For a first time builder without the assistance of experienced veterans of the game around him Tyson made the smart decision to buy a bike with solid running gear. Knowing he had a great runner he took the bike to a friend’s garage where it could be torn down in anticipation of the addition of modern suspension and vastly improved aesthetics. Ripping apart a motorcycle is therapeutic in and of itself, but there is also a great deal of education in unpacking a functional machine and seeing just how all the components work. One thing that was clear to Tyson was 30 year old wiring wasn’t what he needed so the bike has been completely rewired for reliability and the frame de-tabbed for a tidy finish.
Having cleaned up the frame and been inspired by builds from the likes of Cognito Moto, Tyson opted to scrap the standard front end and go for a GSXR set of forks and components. It’s a conversion that makes sense, when the CB came out it was the market leading sportsbike and for the period GSXR front ends are chosen from they too were winning bike of the year awards all over the world. USD forks allow for a lower ride while substantially improving the handling ability – not to mention looking cool as hell. They also offer a supreme upgrade in braking performance with their plate size twin discs being clamped by Tokico 4 piston calipers. Being a 1973 model Tyson’s CB750 comes standard with an edge welded swingarm that is strong but looks a little clunky, so in its place a tubular item from a CB550 has been given the job.
It was in this guise that Tyson racked up over a 1000 miles in the course of just a few months, enjoying all the benefits of ripping up the streets on a bike you’ve built yourself. But with a vision for how his CB750 could look and having enjoyed the process of the initial build the bike was brought inside for a new makeover. Once again it was torn down to the bare frame, that’s the beauty of enjoying the build process and the therapeutic nature that comes with it, there is no fear in going the extra mile. With the bike in pieces the essentials were sent off for powder coat for a durable finish capable of withstanding plenty of hours on the roads without chipping away. The seat was then swapped over to an item that fitted the theme Tyson was going for, a beautiful leather piece from the guys at Tuffside.
Enjoying the visual juxtaposition of the old and new Tyson left much of the engine the way it came to him when it was purchased. While the covers have been painted the barrels show their age and the life they’ve led on the streets and it’s this decision that hints at the Hot Rod Café Racer that was inside Tyson’s mind that would eventually become the finished item.
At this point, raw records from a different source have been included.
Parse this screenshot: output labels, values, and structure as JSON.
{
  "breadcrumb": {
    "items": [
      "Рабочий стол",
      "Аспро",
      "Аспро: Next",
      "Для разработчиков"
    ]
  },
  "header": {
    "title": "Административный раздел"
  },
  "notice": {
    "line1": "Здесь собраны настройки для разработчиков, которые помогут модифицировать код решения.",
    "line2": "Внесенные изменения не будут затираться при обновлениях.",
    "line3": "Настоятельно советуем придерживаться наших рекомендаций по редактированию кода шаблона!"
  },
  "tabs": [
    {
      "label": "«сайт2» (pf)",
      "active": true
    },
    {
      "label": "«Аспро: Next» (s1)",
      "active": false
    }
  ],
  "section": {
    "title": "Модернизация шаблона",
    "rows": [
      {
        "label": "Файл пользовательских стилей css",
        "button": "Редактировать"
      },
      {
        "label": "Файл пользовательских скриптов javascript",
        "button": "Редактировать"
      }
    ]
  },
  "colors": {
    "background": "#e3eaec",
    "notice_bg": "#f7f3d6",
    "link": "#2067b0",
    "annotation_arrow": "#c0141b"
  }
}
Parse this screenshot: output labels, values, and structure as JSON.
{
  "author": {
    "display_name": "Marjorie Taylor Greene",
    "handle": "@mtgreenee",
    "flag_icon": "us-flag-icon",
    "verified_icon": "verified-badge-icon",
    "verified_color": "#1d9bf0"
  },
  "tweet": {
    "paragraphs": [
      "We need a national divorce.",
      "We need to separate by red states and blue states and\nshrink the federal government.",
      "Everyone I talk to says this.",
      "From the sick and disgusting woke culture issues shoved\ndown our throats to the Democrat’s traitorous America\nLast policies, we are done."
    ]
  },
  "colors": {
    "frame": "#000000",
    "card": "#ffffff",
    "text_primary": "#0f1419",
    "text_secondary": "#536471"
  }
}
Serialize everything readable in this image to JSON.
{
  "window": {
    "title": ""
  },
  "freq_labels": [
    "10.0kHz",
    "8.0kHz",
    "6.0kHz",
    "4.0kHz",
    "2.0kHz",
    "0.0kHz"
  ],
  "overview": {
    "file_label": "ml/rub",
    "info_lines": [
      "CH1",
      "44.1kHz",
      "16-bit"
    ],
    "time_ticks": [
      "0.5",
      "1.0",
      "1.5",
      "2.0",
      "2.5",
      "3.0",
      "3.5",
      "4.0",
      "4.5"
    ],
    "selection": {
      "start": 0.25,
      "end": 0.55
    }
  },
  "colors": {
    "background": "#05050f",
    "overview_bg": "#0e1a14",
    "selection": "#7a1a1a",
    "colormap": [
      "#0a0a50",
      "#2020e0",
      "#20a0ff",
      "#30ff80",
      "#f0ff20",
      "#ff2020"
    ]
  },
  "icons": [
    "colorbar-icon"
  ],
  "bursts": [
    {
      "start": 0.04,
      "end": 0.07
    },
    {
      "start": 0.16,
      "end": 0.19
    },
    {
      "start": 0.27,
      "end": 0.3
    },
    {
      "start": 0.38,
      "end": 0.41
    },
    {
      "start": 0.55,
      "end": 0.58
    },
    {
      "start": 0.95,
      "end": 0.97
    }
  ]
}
The carbs feature some beautiful raw metal velocity stacks to improve air flow while the exhaust is a heat wrapped 4 into 1 system that finishes with a baffled straight pipe in a frame matching black finish. The wheel and tire choice is more than a little hot rod, relaced rims are wrapped in beefy rubber not only at the rear but equally sizeable chunks at the front.
Arguably one of the best looking tanks to come out of Japan, the K3 item is now resplendent in silver with gold period Honda logos to match. Setting off the metal tones are white graphics on the tank with the rear hump of the seat now sporting a white with gold striped “73” logo. Just below the logo the frame has been cut to neaten up the rear end, allowing no overhang past the shock mounts, with the final choice being progressive sprung items featuring chrome springs.
In the tradition of both café racers and Hot Rods the instruments are kept to a minimum for a clean and functional look, a small chrome speedo and even smaller tacho provide the vitals. While the triple tree mounted idiot lights sit on a prison made hand tooled leather piece. The single bucket headlight lights the way not only for the CB but the new journey in Tyson’s life.
In the end it’s become more than just the therapy he needed after such a huge loss, motorcycles have become a lifelong passion for Tyson and having proven he can build a real beauty he’s now twisting the throttle so this Honda 750 can soak up the miles – 3000 to be exact and counting.